As part of a “disruptive technologies” course at the United States Military Academy, [Roy D. Ragsdale] produced a working prototype of a Google Street View-like system called PhotoTrail. Like its corporate-backed inspiration, the system captures georeferenced 360-degree panoramas that can be viewed interactively in a web browser…but at a hardware cost of only around $300. [Ragsdale’s] prototype is based entirely on consumer-grade off-the-shelf components and open source software, all tied together by the yin and yang of DIY: foam core board and a few Python scripts.
This article from IEEE Spectrum magazine provides some background on the selection of parts and construction of the system, including a hardware shopping list and a list of links to all of the open source packages used.
The PhotoTrail prototype is surprisingly small and lightweight. A vehicle isn’t even required; the camera array can be carried overhead by a single person, making it possible to capture remote locations. But [Roy] expects future revisions to be even smaller and less obtrusive, perhaps mounted to a headband. Mount Everest awaits!
This jet powered carousel is brought to you by the Madagascar Institute. They convene, or collide, to create large scale art, sculptures, and rides. This one seems to fit the last definition. The two gentlemen are strapped to a jet powered carousel. It actually looks pretty fun, but we would have been needing some fresh shorts after the jet bursts into flames near the end. He didn’t seem too concerned, he wasn’t screaming and flailing his arms at least.
Displaying custom fonts or images on an LCD screen using a microcontroller usually requires quite a bit of work. We’ve used some readily available tools to make this a bit easier for your next project. Our python script will convert BMP files into a header file ready for use with AVR microcontrollers. We’ll walk you through it after the break. Continue reading “How to generate font and picture header files”

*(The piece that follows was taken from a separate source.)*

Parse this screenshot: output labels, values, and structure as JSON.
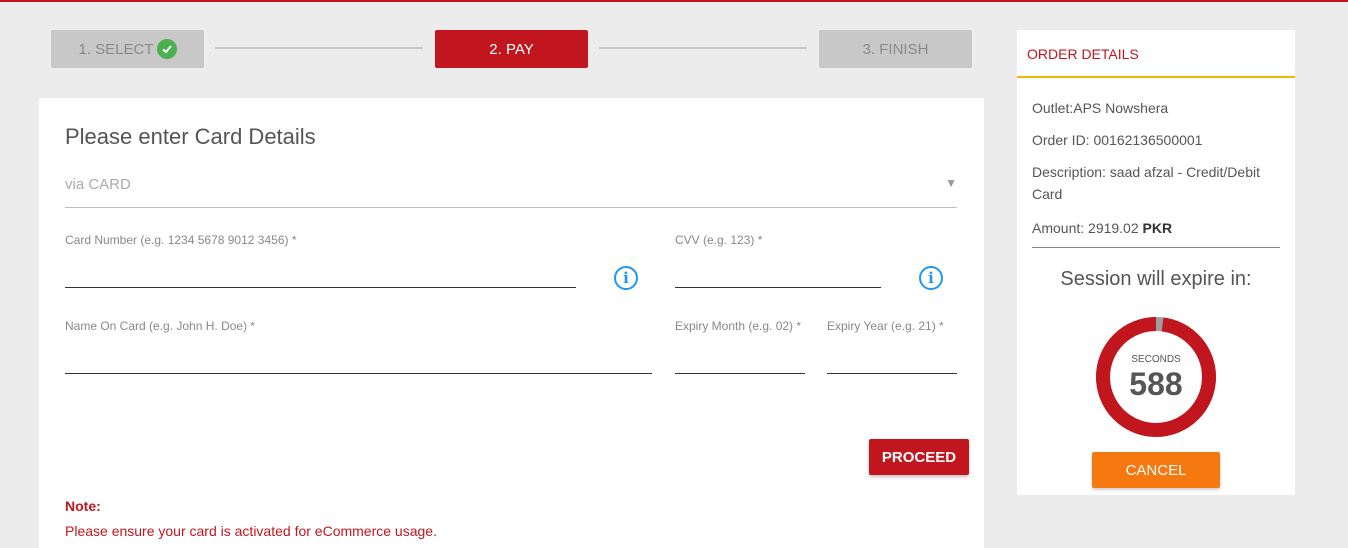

[Tim] sent us his Noise Box Synth. The box is a sixteen step synthesizer that can generate sine, square, triangle, and sawtooth waves as well as a collection of sound effects (video after the break). The hardware is simple; an Arduino, four potentiometers, four buttons, a switch, a speaker, and some LEDs. This was a gift for a three-year-old but we’d be just as happy unwrapping it ourselves. We didn’t find a schematic but all of the connections and hardware can be extrapolated from the source code.
Arduino sometimes gets a bad name around here. This project, [Tim’s] first that uses Arduino, proves that the accessibility of the platform makes it possible to jump directly into the deep end. Catch the video after the break. Continue reading “Noise box synth lays down some beats”
The guys at Nerdkits have put together this tutorial on connecting a PS/2 keyboard to a microcontroller. Though this tutorial is written for one of the kits they sell, you should be able to apply this to pretty much any microcontroller. It is also a lesson in using interrupts instead of polling. They have several pre built examples ready to download as well as source code for the basic setup.
One of the highlights from the Music Hack Day in Berlin was the Arduino singing “Daisy Bell”. If you don’t know, this is an homage to the HAL 9000 in the movie 2001: A Space Odyssey; an artificial intelligence that was taught the song in its first steps toward self awareness culminating in an attempt to kill its masters.
It’s unlikely an Arduino will every make it to the point of attempted homicide but with the available code you can find out. Sample code and an explanation of human synthesis is now available through the Cantarino project. The project facilitates the use of phonemes from the SAM Apple II synthesizer to build wave forms that make up recognizable speech on the Arduino platform. The code illustrates how to select and link together speech sounds from the library. Check out the video after the break and then get to work on your own speech synthesis. We’re waiting for someone to put together the theme song from the 1980’s Transformers cartoon. Good luck! Continue reading “Make an Arduino talk to you”
Who needs a robot that can catch a tennis ball? We do. What would we do with it? Probably just throw tennis balls at it, that’s the only use we can think of. The work of University students in Kunzelsau and Vienna, it is actually a prototype for new transport systems for industrial robots. Though they don’t list any specific instances where this is a practical method of transport, we think maybe a tennis ball factory would be a good place to start. We can also envision a robot baseball league between this bot and the extremely dexterous ones we’ve covered before.